== Segment start ==

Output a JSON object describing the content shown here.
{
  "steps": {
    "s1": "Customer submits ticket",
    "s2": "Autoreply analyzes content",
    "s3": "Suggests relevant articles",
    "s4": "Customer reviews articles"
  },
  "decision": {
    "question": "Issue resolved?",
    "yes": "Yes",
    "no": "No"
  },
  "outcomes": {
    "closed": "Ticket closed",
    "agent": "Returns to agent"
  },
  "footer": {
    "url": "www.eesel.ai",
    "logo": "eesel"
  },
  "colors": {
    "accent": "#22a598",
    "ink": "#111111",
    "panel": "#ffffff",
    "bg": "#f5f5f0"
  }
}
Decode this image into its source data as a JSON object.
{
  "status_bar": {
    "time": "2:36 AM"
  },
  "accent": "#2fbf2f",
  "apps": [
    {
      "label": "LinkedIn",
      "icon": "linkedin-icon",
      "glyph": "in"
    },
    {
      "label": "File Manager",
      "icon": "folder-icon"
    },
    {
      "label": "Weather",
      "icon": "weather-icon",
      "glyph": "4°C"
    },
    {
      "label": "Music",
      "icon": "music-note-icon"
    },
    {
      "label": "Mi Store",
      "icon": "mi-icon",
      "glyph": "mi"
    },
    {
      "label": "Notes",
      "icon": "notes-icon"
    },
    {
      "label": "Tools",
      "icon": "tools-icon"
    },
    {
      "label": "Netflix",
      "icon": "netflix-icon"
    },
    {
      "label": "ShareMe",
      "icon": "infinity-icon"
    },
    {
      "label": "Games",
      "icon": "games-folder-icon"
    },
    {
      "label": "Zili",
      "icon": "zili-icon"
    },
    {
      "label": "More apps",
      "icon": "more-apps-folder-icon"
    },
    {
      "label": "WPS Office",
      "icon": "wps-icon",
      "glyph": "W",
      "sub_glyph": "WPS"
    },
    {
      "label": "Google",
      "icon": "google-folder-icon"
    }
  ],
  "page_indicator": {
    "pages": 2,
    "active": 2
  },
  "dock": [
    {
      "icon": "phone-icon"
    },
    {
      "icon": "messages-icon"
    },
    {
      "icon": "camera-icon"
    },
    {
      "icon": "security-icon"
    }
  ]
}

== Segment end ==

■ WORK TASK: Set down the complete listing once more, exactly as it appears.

■ RESULT OF THE TASK:
Output a JSON object describing the content shown here.
{
  "steps": {
    "s1": "Customer submits ticket",
    "s2": "Autoreply analyzes content",
    "s3": "Suggests relevant articles",
    "s4": "Customer reviews articles"
  },
  "decision": {
    "question": "Issue resolved?",
    "yes": "Yes",
    "no": "No"
  },
  "outcomes": {
    "closed": "Ticket closed",
    "agent": "Returns to agent"
  },
  "footer": {
    "url": "www.eesel.ai",
    "logo": "eesel"
  },
  "colors": {
    "accent": "#22a598",
    "ink": "#111111",
    "panel": "#ffffff",
    "bg": "#f5f5f0"
  }
}
Decode this image into its source data as a JSON object.
{
  "status_bar": {
    "time": "2:36 AM"
  },
  "accent": "#2fbf2f",
  "apps": [
    {
      "label": "LinkedIn",
      "icon": "linkedin-icon",
      "glyph": "in"
    },
    {
      "label": "File Manager",
      "icon": "folder-icon"
    },
    {
      "label": "Weather",
      "icon": "weather-icon",
      "glyph": "4°C"
    },
    {
      "label": "Music",
      "icon": "music-note-icon"
    },
    {
      "label": "Mi Store",
      "icon": "mi-icon",
      "glyph": "mi"
    },
    {
      "label": "Notes",
      "icon": "notes-icon"
    },
    {
      "label": "Tools",
      "icon": "tools-icon"
    },
    {
      "label": "Netflix",
      "icon": "netflix-icon"
    },
    {
      "label": "ShareMe",
      "icon": "infinity-icon"
    },
    {
      "label": "Games",
      "icon": "games-folder-icon"
    },
    {
      "label": "Zili",
      "icon": "zili-icon"
    },
    {
      "label": "More apps",
      "icon": "more-apps-folder-icon"
    },
    {
      "label": "WPS Office",
      "icon": "wps-icon",
      "glyph": "W",
      "sub_glyph": "WPS"
    },
    {
      "label": "Google",
      "icon": "google-folder-icon"
    }
  ],
  "page_indicator": {
    "pages": 2,
    "active": 2
  },
  "dock": [
    {
      "icon": "phone-icon"
    },
    {
      "icon": "messages-icon"
    },
    {
      "icon": "camera-icon"
    },
    {
      "icon": "security-icon"
    }
  ]
}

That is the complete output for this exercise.